In September, this very group of people got together for the 14th annual cross Border meeting of the Northwest Chapter of the Turnaround Management Association.
The members, who are professionals from Oregon, Washington and Western Canada, meet yearly to assess the state of economics, laws and practices affecting troubled companies and loans.
Some of the topics discussed included:
- “Emerging Trends in Workouts”
- “Fraud: The More Things Change…..”
- “Bankruptcy or Receivership”
- “Developments in Cross Border Insolvency” and
- “OMG: My Collateral is Alive”. (Yes, this last one is about farm animals)
Because these sessions are not ones to which the media is invited, the discussions and sessions of the gathering aren’t covered, but much of what went on there would be of interest to many businesses. And a comment from a banker to the attorneys and restructuring professionals made that broader business interest pretty clear:
“There is going to be a lot of work for you in the next year or two”.
And so why should the statement by the banker about a lot of work ahead be of interest to you? Because, despite the recovering economy, despite the fact that the banks have more money to loan than before the recession, despite the fact that commercial lending is more competitive than ever, some of these workout bankers expect the loans their organizations are making now will end up as troubled loans in “special assets”. Why, and will you be one of them?
Too much money chasing too few borrowers …
As these bankers see it, there is too much money chasing too few borrowers. This is leading to the strange situation of both low interest rates and a lot of competition to provide loans. When it’s an unbalanced market, either buyers or sellers, this leads to strange behavior on the unbalanced competitive side of any business.
We have seen this recently in the housing market. Because it’s a “seller’s market”, we see buyers, on the competitive side, bidding above asking price or even appraisal. We see all cash offers even though interest rates are extremely low. And we see inspections and other covenants being waived. All to gain a competitive edge on the buy side.

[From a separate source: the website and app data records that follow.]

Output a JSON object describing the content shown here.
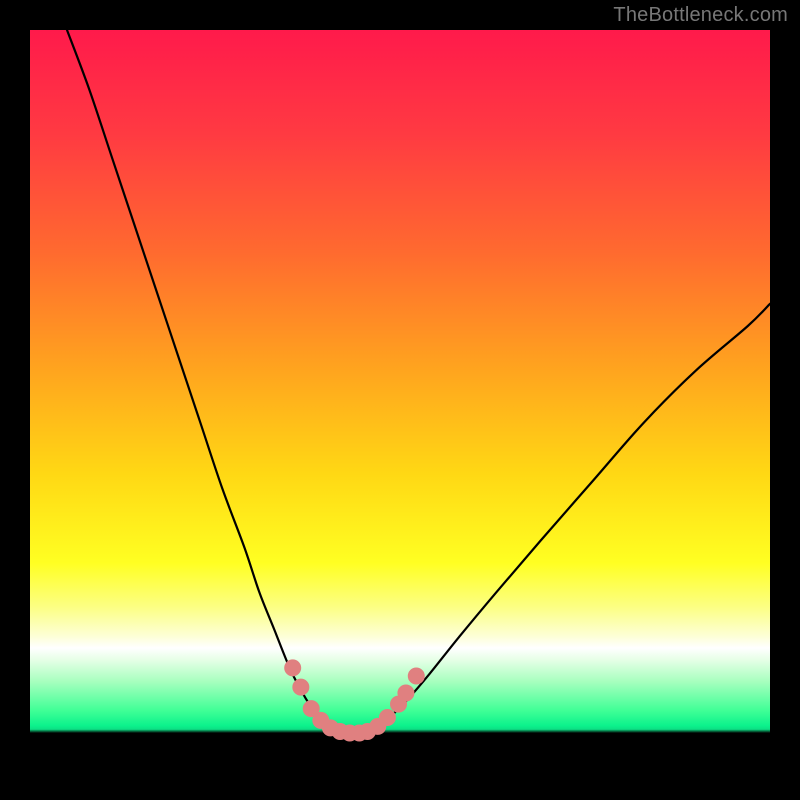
{
  "watermark": "TheBottleneck.com",
  "chart_data": {
    "type": "line",
    "title": "",
    "xlabel": "",
    "ylabel": "",
    "xlim": [
      0,
      100
    ],
    "ylim": [
      0,
      100
    ],
    "gradient_stops": [
      {
        "offset": 0.0,
        "color": "#ff1a4b"
      },
      {
        "offset": 0.14,
        "color": "#ff3a42"
      },
      {
        "offset": 0.3,
        "color": "#ff6a2f"
      },
      {
        "offset": 0.45,
        "color": "#ffa11f"
      },
      {
        "offset": 0.6,
        "color": "#ffd814"
      },
      {
        "offset": 0.72,
        "color": "#ffff22"
      },
      {
        "offset": 0.78,
        "color": "#fcff84"
      },
      {
        "offset": 0.82,
        "color": "#fdffd8"
      },
      {
        "offset": 0.835,
        "color": "#ffffff"
      },
      {
        "offset": 0.85,
        "color": "#e8ffe8"
      },
      {
        "offset": 0.88,
        "color": "#a8ffbf"
      },
      {
        "offset": 0.92,
        "color": "#3fff96"
      },
      {
        "offset": 0.94,
        "color": "#0cf28c"
      },
      {
        "offset": 0.945,
        "color": "#0ce085"
      },
      {
        "offset": 0.95,
        "color": "#000000"
      },
      {
        "offset": 1.0,
        "color": "#000000"
      }
    ],
    "series": [
      {
        "name": "left-curve",
        "x": [
          5,
          8,
          11,
          14,
          17,
          20,
          23,
          26,
          29,
          31,
          33,
          35,
          36.5,
          38,
          39.5,
          41,
          42
        ],
        "y": [
          100,
          92,
          83,
          74,
          65,
          56,
          47,
          38,
          30,
          24,
          19,
          14,
          11,
          8.5,
          6.5,
          5.2,
          5
        ]
      },
      {
        "name": "right-curve",
        "x": [
          45,
          46,
          47.5,
          49,
          51,
          54,
          58,
          63,
          69,
          76,
          83,
          90,
          97,
          100
        ],
        "y": [
          5,
          5.3,
          6.2,
          7.5,
          9.5,
          13,
          18,
          24,
          31,
          39,
          47,
          54,
          60,
          63
        ]
      }
    ],
    "marker_band": {
      "y_range": [
        5.5,
        20
      ],
      "color": "#e08080",
      "radius_px": 8
    },
    "markers": [
      {
        "x": 35.5,
        "y": 13.8
      },
      {
        "x": 36.6,
        "y": 11.2
      },
      {
        "x": 38.0,
        "y": 8.3
      },
      {
        "x": 39.3,
        "y": 6.7
      },
      {
        "x": 40.6,
        "y": 5.7
      },
      {
        "x": 41.9,
        "y": 5.2
      },
      {
        "x": 43.2,
        "y": 5.0
      },
      {
        "x": 44.5,
        "y": 5.0
      },
      {
        "x": 45.6,
        "y": 5.2
      },
      {
        "x": 47.0,
        "y": 5.9
      },
      {
        "x": 48.3,
        "y": 7.1
      },
      {
        "x": 49.8,
        "y": 8.9
      },
      {
        "x": 50.8,
        "y": 10.4
      },
      {
        "x": 52.2,
        "y": 12.7
      }
    ]
  }
}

In business loans, we are seeing the same phenomenon on the sell side.
One commercial banker from a larger bank made the observation that he was making loans at zero profit. Why? To get customers that hopefully he can provide other services. Another workout banker commented that he was seeing loans made by his bank with greatly reduced covenants or even no covenants. And yet another observed that the asset based lenders, who typically have a higher cost of funds, are as competitive as the larger banks.
If you’re a borrower, you undoubtedly see all of this as good news.

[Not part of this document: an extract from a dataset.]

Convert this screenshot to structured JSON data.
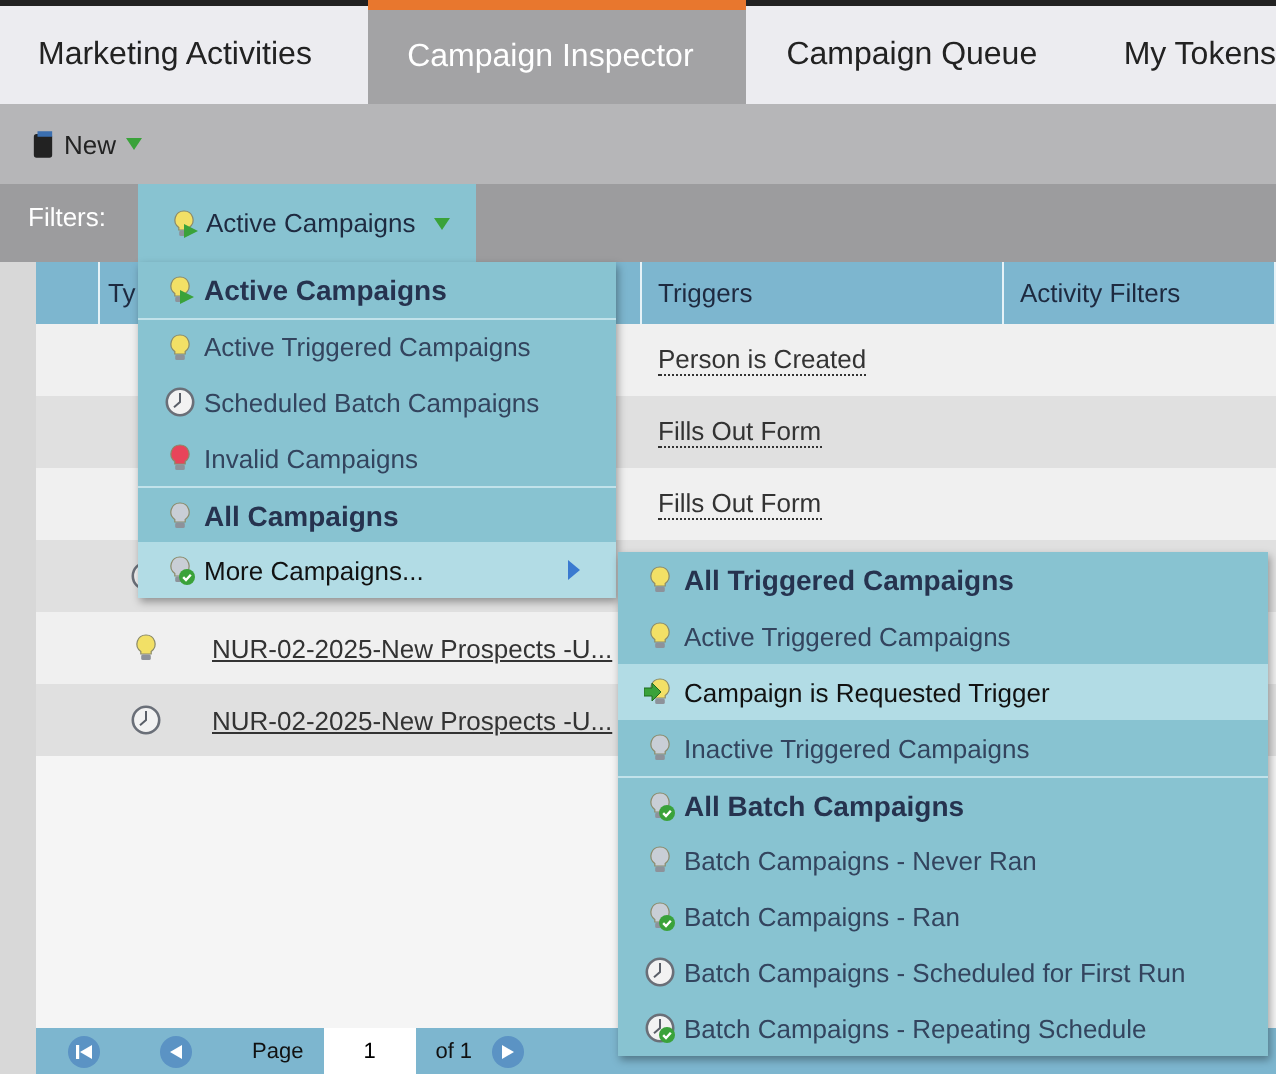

Cheap money, basic or no covenants, lots of competition for your business. All good stuff! Maybe, but it’s what led to the original comment from our friendly workout banker. Because he knows that we live in a cyclical world. And he’s seen this cycle before and sometimes things cycle very quickly.
What will happen to interest rates if the United States fails to raise the debt ceiling in a timely manner? What will happen to your ability to pay on your loan if the interest rate doubles or worse? Or, because your loan package was so competitive that the bank doesn’t want to renew it. And what should you do about these possibilities?

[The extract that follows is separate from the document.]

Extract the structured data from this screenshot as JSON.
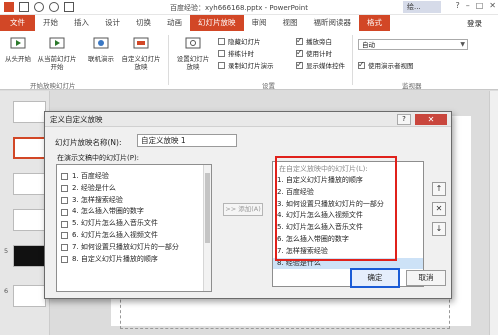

Take advantage of the phase of the cycle that you’re in …
Clearly you want to take advantage of the phase of the cycle that you’re in and make the best deal you can. But do the stress test for your company while you’re making the deal. Should the world cycle and you find yourselves in a “sellers’ market” you should know: How much of a loan can I afford if interest rates double? What happens if my revenue declines by X %? If the bank imposes stronger covenants at renewal, what can I comply with under what circumstances?
If you ask yourself the tough questions while licking your chops at the great deal you just got, you can make sure that your company is not part of the body of work that some of us are going to see in the near future.